- **TASK GOAL**: From the material below, return every line that includes "kind".

--- TASK DATA Enclosed Below ---

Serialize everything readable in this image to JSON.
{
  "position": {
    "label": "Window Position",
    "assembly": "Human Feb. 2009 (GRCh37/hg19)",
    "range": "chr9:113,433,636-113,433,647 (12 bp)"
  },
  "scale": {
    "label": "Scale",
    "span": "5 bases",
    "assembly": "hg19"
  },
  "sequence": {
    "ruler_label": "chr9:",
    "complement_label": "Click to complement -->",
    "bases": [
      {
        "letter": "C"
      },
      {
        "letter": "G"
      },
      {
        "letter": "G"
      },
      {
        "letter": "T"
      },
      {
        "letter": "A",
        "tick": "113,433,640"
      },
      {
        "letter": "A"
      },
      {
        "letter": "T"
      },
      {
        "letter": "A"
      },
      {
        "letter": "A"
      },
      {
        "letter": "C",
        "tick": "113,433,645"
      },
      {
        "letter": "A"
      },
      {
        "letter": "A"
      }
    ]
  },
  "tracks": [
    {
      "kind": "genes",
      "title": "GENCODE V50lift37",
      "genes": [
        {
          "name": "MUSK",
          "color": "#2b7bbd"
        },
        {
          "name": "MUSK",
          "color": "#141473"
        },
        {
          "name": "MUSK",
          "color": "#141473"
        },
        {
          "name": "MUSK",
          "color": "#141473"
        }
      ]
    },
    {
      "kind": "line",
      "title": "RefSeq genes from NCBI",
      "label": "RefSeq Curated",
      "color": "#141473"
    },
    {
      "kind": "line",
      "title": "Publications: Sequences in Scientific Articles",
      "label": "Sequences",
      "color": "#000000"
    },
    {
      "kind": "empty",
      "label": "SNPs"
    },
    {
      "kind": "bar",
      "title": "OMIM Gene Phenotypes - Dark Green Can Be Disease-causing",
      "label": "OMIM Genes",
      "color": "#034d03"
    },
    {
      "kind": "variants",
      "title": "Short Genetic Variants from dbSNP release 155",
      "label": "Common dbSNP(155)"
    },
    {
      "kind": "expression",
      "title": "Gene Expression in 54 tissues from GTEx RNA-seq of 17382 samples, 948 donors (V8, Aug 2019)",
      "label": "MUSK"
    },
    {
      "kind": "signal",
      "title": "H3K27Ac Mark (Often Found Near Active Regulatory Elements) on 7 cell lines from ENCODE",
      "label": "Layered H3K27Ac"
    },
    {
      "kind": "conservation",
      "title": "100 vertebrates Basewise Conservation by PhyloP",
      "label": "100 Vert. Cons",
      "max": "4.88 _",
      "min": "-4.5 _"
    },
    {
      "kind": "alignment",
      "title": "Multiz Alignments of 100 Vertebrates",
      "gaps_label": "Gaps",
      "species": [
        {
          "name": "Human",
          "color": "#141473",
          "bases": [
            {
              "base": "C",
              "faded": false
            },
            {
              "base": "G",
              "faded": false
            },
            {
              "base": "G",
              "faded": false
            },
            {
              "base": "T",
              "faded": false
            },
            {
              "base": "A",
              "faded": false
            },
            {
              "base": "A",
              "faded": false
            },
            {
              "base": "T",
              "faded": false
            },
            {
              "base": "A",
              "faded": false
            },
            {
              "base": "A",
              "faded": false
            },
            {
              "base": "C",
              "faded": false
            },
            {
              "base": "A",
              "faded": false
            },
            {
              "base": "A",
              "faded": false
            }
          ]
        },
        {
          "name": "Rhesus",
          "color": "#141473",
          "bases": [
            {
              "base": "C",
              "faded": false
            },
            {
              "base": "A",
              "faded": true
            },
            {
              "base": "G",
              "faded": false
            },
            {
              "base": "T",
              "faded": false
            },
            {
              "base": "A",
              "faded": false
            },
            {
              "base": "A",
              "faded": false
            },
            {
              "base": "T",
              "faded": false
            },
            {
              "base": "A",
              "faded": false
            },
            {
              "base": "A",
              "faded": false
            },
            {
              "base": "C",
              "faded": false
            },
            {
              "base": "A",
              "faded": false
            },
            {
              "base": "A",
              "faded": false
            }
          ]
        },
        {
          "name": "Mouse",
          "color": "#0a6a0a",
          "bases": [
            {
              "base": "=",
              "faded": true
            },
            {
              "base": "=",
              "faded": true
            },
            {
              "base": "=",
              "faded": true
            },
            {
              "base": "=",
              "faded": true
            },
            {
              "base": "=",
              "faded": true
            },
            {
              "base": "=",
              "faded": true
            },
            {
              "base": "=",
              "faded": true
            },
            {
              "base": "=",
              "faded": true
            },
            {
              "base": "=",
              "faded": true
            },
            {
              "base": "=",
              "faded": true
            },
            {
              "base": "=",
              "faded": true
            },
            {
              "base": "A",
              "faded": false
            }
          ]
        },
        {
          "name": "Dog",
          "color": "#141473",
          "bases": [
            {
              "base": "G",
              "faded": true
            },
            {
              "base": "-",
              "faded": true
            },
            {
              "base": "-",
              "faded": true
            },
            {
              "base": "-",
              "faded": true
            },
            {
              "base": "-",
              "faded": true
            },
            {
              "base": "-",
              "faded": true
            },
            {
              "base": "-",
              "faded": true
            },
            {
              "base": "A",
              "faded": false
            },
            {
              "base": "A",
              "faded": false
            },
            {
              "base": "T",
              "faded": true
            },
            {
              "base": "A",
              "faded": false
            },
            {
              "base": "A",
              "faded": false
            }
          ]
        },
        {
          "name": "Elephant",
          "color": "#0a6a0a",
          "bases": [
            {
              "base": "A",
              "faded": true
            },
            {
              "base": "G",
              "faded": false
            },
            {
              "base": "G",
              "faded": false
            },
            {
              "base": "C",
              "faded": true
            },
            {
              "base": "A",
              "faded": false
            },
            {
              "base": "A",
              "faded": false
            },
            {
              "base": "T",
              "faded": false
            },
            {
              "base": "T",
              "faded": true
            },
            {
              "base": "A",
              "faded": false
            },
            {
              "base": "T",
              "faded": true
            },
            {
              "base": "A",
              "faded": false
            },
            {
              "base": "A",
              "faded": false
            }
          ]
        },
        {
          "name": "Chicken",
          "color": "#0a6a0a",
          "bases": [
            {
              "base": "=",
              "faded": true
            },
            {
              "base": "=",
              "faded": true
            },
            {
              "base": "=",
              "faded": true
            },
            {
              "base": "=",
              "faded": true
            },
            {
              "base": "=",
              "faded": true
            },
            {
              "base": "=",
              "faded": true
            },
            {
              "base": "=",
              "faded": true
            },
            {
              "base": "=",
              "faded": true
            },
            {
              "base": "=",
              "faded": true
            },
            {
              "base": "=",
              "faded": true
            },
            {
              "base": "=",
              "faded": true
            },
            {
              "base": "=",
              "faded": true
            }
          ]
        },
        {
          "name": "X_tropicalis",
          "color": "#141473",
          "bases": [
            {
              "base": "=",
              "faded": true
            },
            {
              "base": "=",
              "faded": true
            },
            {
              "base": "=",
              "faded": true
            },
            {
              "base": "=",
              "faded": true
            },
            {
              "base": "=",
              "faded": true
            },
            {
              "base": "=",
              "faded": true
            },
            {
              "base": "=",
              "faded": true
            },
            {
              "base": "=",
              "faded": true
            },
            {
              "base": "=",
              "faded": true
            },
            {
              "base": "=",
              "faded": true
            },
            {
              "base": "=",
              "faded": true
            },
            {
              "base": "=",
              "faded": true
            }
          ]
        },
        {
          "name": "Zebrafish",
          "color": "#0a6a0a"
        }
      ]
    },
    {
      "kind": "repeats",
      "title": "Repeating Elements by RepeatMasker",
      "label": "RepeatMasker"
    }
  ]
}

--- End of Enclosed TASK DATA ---

- **WRITTEN ANSWER**:
      "kind": "genes",
      "kind": "line",
      "kind": "line",
      "kind": "empty",
      "kind": "bar",
      "kind": "variants",
      "kind": "expression",
      "kind": "signal",
      "kind": "conservation",
      "kind": "alignment",
      "kind": "repeats",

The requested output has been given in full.